As a prosecutor of sexual assault and child sexual abuse, I know far too well that many survivors of these lurid crimes live with deep pain for decades, or for a lifetime, without telling anyone of the abuse. Sadly, there are many widely believed myths in society – our jury pools – that promote skepticism and cynicism towards those brave survivors who eventually report sexual abuse. Here is the bottom line: lack of a “timely filed” report does not mean the abuse did not happen and those who do bravely come forward must be supported. This is not a partisan political issue. It is a culture issue.
There are countless reasons why people who are sexually assaulted or abused do not report what happened. Some of them are:

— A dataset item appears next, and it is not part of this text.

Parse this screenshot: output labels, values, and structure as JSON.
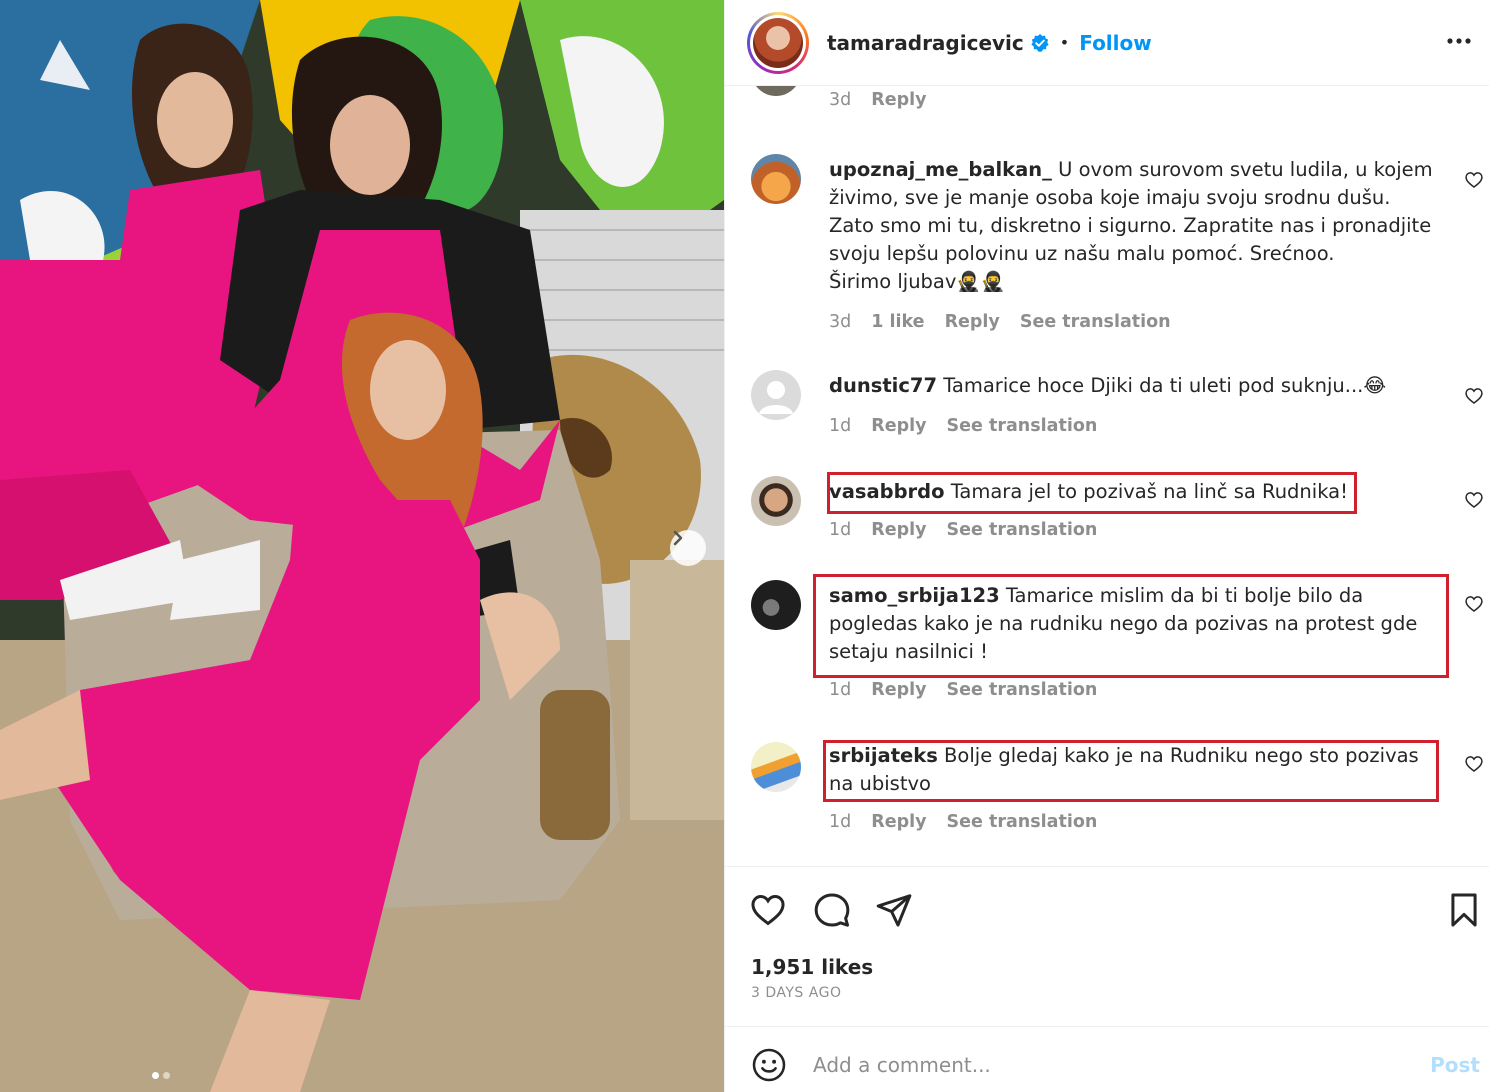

It’s painful. It’s deeply personal. It’s embarrassing. It’s uncomfortable. I won’t be believed. I am ashamed. I feel guilty. I feel betrayed. I feel sick to my stomach. I am afraid. I will be laughed at. I will be punished. No one will understand me. I shouldn’t have been there. I shouldn’t have allowed it to happen. I wasn’t strong enough. I didn’t know how to say no. I froze. I was scared. I must have done something to cause this to happen. I don’t want to be talked about. I look stupid. I will be called a slut. I can’t report it to the police because they are all men. I will be disgraced.
Many survivors decide to live with deep, emotional, scarring pain because it seems much easier to endure than being under a microscope subject to other people’s criticism if they disclose the abuse. Even when reported, not every case of sexual abuse can be prosecuted in the criminal justice system because of the very high burden of proof required under our Constitution. However, as a society, we have a human obligation to support and assist every brave survivor who comes forward to seek help. If we do not, sexual abuse will continue to pervade our culture. Far too long we have kept sexual abuse in the secret shadows and have not ensured that survivors can feel safe reporting sexual abuse.